What you need to know is that Margaret falls in love with a supernatural being in the forest, but the forest queen is none too pleased. Meanwhile The Rake, who killed his own children, kidnaps Margaret in order to kill her. Broadway wishes it had something this engrossing. Shara Warden aka My Brightest Diamond voices the forest queen and interjects her objections to the love between the forest dweller lead vocalist Colin Meloy and Margaret sung by Becky Stark, aka Lavender Diamond. Warden steals the show with her vindictive growl, operatic trills, and a fierce guitar riff. With a sneering maternal tone she explains to the forest dweller how she found him as a child and raised him, and in a beat becomes a venomous mother defending her family.
Colin Meloy - (New Song!) Hazards of Love

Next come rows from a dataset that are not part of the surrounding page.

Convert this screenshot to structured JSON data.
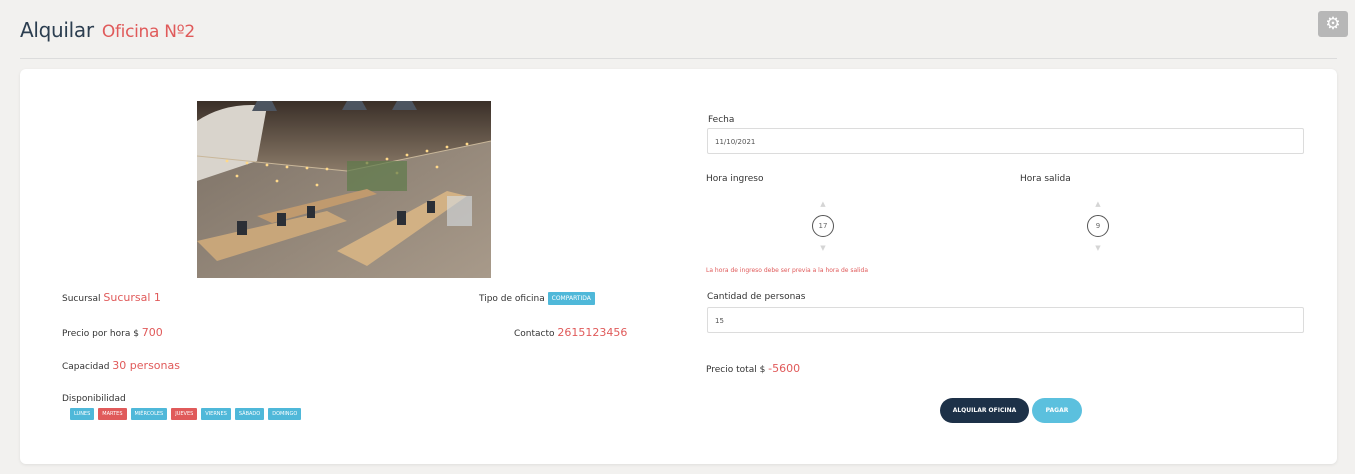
{
  "header": {
    "title": "Alquilar",
    "subtitle": "Oficina Nº2",
    "settings_icon": "gear-icon"
  },
  "office": {
    "photo_alt": "coworking",
    "sucursal_label": "Sucursal",
    "sucursal_value": "Sucursal 1",
    "tipo_label": "Tipo de oficina",
    "tipo_value": "COMPARTIDA",
    "precio_label": "Precio por hora $",
    "precio_value": "700",
    "contacto_label": "Contacto",
    "contacto_value": "2615123456",
    "capacidad_label": "Capacidad",
    "capacidad_value": "30 personas",
    "disponibilidad_label": "Disponibilidad",
    "days": [
      {
        "label": "LUNES",
        "available": true
      },
      {
        "label": "MARTES",
        "available": false
      },
      {
        "label": "MIÉRCOLES",
        "available": true
      },
      {
        "label": "JUEVES",
        "available": false
      },
      {
        "label": "VIERNES",
        "available": true
      },
      {
        "label": "SÁBADO",
        "available": true
      },
      {
        "label": "DOMINGO",
        "available": true
      }
    ]
  },
  "form": {
    "fecha_label": "Fecha",
    "fecha_value": "11/10/2021",
    "hora_ingreso_label": "Hora ingreso",
    "hora_ingreso_value": "17",
    "hora_salida_label": "Hora salida",
    "hora_salida_value": "9",
    "error_text": "La hora de ingreso debe ser previa a la hora de salida",
    "cantidad_label": "Cantidad de personas",
    "cantidad_value": "15",
    "precio_total_label": "Precio total $",
    "precio_total_value": "-5600",
    "alquilar_button": "ALQUILAR OFICINA",
    "pagar_button": "PAGAR"
  },
  "colors": {
    "accent_red": "#e05a5a",
    "accent_blue": "#4fb8d9",
    "dark_button": "#1d3148"
  }
}
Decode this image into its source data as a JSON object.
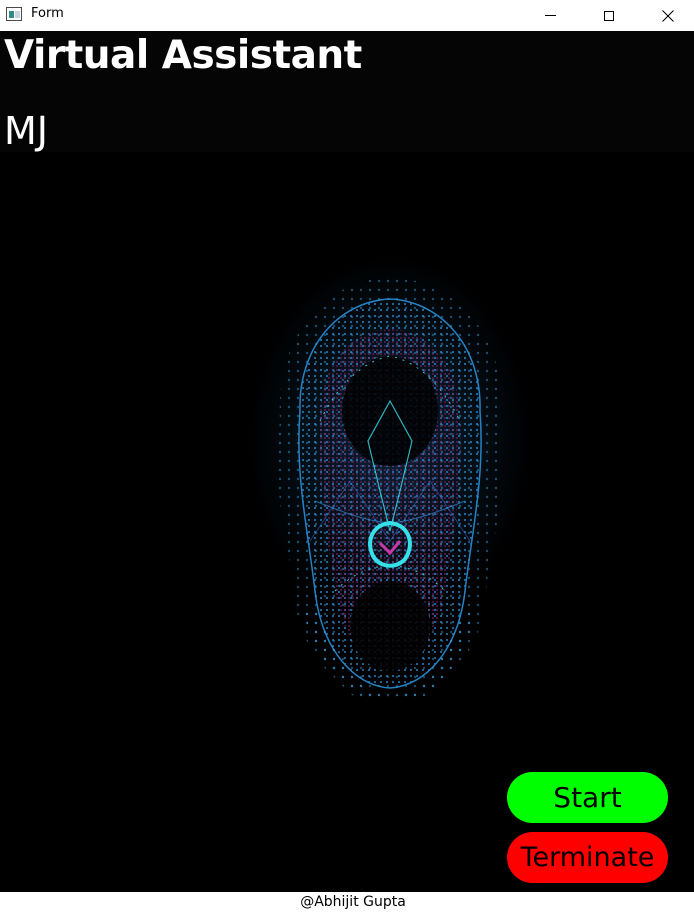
{
  "window": {
    "title": "Form",
    "icon": "form-app-icon",
    "controls": {
      "minimize": "minimize-icon",
      "maximize": "maximize-icon",
      "close": "close-icon"
    }
  },
  "header": {
    "heading": "Virtual Assistant",
    "assistant_name": "MJ"
  },
  "main": {
    "graphic": "particle-face-icon"
  },
  "actions": {
    "start_label": "Start",
    "start_color": "#00ff00",
    "terminate_label": "Terminate",
    "terminate_color": "#ff0000"
  },
  "footer": {
    "credit": "@Abhijit Gupta"
  },
  "colors": {
    "background": "#000000",
    "text": "#ffffff",
    "graphic_blue": "#2a8fd8",
    "graphic_cyan": "#36e0e8",
    "graphic_magenta": "#7a1f6a"
  }
}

Both are laden with orchestral motifs and movements crisply executed with standard rock instrumentation. The Hazards Of Love, then, stands as a culmination of all these tendencies. This thumbnail description makes the album sound stultifying, but this is far from the case, thanks to a steady stream of surprises and a depth of detail that reveals itself incrementally. But it takes just one listen for the key melodies, refrains and riffs to ingrain themselves, because they keep leaping out of the fabric. As always, Meloy sings with the accent of an American actor imitating an Englishman in a s film, and one might expect that this stylised approach might get tiresome over time. In the US The Decemberists are now on their second major label album both The Crane Wife and this are on Capitol and their following has grown to the extent that they filled the 18,seat Hollywood Bowl in a concert with the LA Philharmonic. CM: As far as I can tell, the Brit folk revivalists were by and large drawn to songs that involved drinking, murder and rape.

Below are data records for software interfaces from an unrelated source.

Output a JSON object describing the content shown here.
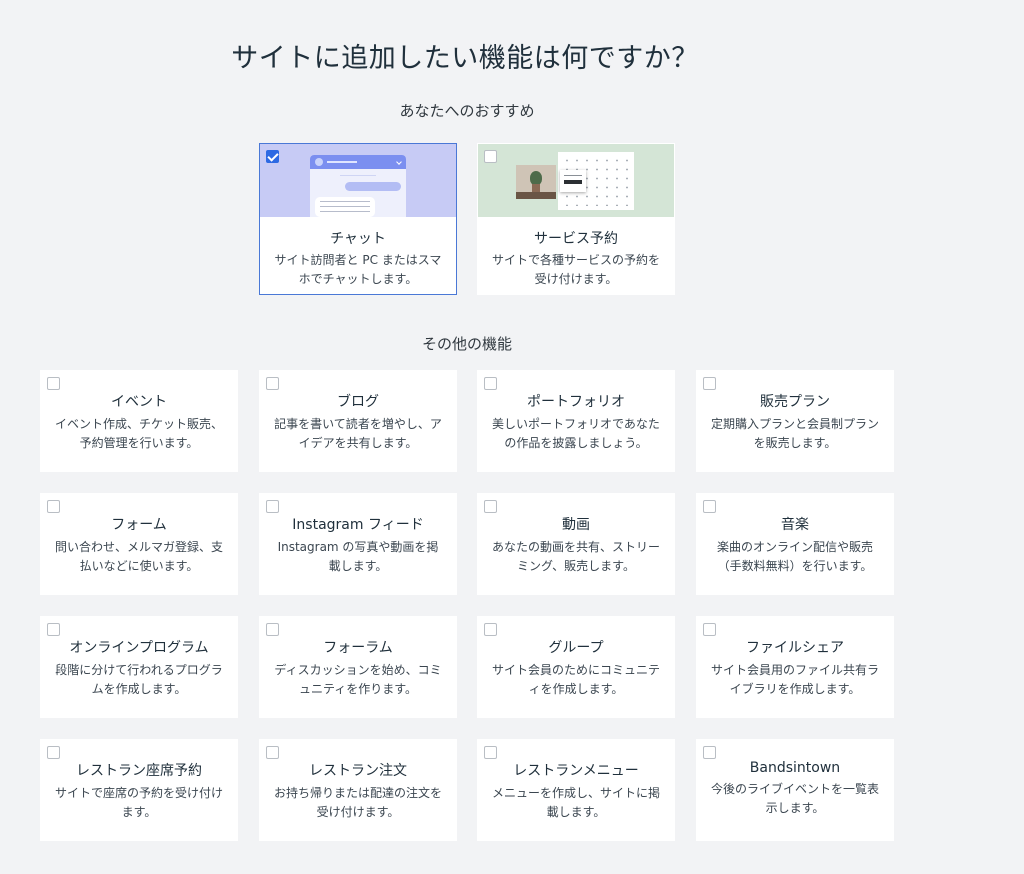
{
  "page_title": "サイトに追加したい機能は何ですか？",
  "recommended": {
    "section_title": "あなたへのおすすめ",
    "cards": [
      {
        "name": "チャット",
        "desc": "サイト訪問者と PC またはスマホでチャットします。",
        "checked": true
      },
      {
        "name": "サービス予約",
        "desc": "サイトで各種サービスの予約を受け付けます。",
        "checked": false
      }
    ]
  },
  "other": {
    "section_title": "その他の機能",
    "cards": [
      {
        "name": "イベント",
        "desc": "イベント作成、チケット販売、予約管理を行います。",
        "checked": false
      },
      {
        "name": "ブログ",
        "desc": "記事を書いて読者を増やし、アイデアを共有します。",
        "checked": false
      },
      {
        "name": "ポートフォリオ",
        "desc": "美しいポートフォリオであなたの作品を披露しましょう。",
        "checked": false
      },
      {
        "name": "販売プラン",
        "desc": "定期購入プランと会員制プランを販売します。",
        "checked": false
      },
      {
        "name": "フォーム",
        "desc": "問い合わせ、メルマガ登録、支払いなどに使います。",
        "checked": false
      },
      {
        "name": "Instagram フィード",
        "desc": "Instagram の写真や動画を掲載します。",
        "checked": false
      },
      {
        "name": "動画",
        "desc": "あなたの動画を共有、ストリーミング、販売します。",
        "checked": false
      },
      {
        "name": "音楽",
        "desc": "楽曲のオンライン配信や販売（手数料無料）を行います。",
        "checked": false
      },
      {
        "name": "オンラインプログラム",
        "desc": "段階に分けて行われるプログラムを作成します。",
        "checked": false
      },
      {
        "name": "フォーラム",
        "desc": "ディスカッションを始め、コミュニティを作ります。",
        "checked": false
      },
      {
        "name": "グループ",
        "desc": "サイト会員のためにコミュニティを作成します。",
        "checked": false
      },
      {
        "name": "ファイルシェア",
        "desc": "サイト会員用のファイル共有ライブラリを作成します。",
        "checked": false
      },
      {
        "name": "レストラン座席予約",
        "desc": "サイトで座席の予約を受け付けます。",
        "checked": false
      },
      {
        "name": "レストラン注文",
        "desc": "お持ち帰りまたは配達の注文を受け付けます。",
        "checked": false
      },
      {
        "name": "レストランメニュー",
        "desc": "メニューを作成し、サイトに掲載します。",
        "checked": false
      },
      {
        "name": "Bandsintown",
        "desc": "今後のライブイベントを一覧表示します。",
        "checked": false
      }
    ]
  }
}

T he relationship between American alt-rock and the British folk revival of the 60s is a surprising one. You might think an impassable cultural and aesthetic gulf lay between the two genres, but there's evidence of an intermittent transatlantic love affair. The blanched, taut solos of Television were indebted to Richard Thompson's attempts to develop a blues-free language for the electric guitar. More recently, erstwhile Pavement frontman Stephen Malkmus coaxed Vashti Bunyan back on stage for the first time in 30 years. But no recent US alt-rock band has delved quite so deeply into the world of British folk as the Decemberists, ostensibly an acclaimed indie rock quartet big on wry, bookish narrative songs.
Always defined by their eccentricities, the Decemberists offer a tangled narrative set to thick stoner-metal sludge and prog-folk arpeggios. Nobody got into the Decemberists for the riffs. In other ways, though, the theatrical Portland folk-rockers' noble sojourn into heavy narrative prog-folk was probably always in the stars. Ornately antiquarian diction was their Ziggy Stardust. Ginormous song suites based on world folklore were their deaf, dumb, and blind kid. Yes, they were meant for The Wall. But it would still work as a rock record, so that's where it ended up.